● What needs to be done: In the listing below, look for "Önemli" and copy every line that has it.

● Data in this exercise:
________________________________________
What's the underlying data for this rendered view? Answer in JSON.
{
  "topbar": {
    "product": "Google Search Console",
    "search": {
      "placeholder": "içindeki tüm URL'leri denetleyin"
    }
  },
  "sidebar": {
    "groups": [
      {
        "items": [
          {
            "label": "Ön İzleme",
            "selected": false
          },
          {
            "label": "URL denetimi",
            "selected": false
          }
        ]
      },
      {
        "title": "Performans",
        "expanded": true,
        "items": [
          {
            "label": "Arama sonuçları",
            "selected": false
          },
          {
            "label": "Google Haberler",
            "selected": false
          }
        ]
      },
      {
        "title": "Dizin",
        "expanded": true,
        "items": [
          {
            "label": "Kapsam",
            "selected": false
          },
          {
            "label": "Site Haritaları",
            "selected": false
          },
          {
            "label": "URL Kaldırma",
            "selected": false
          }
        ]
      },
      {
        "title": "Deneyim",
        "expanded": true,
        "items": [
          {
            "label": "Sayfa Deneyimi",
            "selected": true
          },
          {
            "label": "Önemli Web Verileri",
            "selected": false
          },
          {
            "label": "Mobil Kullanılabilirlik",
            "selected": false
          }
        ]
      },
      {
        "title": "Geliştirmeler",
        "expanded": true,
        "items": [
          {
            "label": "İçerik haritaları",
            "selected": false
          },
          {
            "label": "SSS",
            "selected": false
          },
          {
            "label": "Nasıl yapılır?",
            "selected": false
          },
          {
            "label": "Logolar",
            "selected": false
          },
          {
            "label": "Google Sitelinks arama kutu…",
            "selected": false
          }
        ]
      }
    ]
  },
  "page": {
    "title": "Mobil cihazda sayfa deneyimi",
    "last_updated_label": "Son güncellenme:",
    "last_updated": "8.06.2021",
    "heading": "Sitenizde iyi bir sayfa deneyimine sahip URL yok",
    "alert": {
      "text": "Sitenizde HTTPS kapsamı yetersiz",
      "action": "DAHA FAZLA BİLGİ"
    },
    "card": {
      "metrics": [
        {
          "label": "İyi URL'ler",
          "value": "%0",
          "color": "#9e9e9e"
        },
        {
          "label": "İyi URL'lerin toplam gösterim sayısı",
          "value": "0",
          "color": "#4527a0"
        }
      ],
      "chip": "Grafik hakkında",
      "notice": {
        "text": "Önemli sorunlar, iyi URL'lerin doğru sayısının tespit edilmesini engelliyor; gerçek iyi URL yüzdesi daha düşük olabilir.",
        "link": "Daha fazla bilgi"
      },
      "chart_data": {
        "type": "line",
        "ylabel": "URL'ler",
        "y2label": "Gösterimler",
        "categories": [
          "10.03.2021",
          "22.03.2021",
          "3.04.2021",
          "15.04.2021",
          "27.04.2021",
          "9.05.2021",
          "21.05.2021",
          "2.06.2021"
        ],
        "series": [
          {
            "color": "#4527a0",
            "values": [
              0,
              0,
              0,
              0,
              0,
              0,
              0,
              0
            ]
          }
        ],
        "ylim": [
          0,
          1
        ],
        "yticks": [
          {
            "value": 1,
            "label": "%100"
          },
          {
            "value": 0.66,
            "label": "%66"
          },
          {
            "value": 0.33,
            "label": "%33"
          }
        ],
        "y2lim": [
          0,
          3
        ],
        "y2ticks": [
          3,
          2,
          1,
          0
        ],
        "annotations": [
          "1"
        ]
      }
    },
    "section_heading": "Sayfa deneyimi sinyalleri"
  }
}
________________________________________
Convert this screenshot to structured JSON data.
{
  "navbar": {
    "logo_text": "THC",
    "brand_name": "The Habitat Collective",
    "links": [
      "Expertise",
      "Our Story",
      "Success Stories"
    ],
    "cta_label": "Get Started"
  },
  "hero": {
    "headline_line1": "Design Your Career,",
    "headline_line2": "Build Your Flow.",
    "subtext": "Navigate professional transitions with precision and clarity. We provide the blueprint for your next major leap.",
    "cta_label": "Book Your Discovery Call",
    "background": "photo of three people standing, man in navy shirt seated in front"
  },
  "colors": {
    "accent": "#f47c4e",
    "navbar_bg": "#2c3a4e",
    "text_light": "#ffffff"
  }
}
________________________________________
● Task response:
            "label": "Önemli Web Verileri",
        "text": "Önemli sorunlar, iyi URL'lerin doğru sayısının tespit edilmesini engelliyor; gerçek iyi URL yüzdesi daha düşük olabilir.",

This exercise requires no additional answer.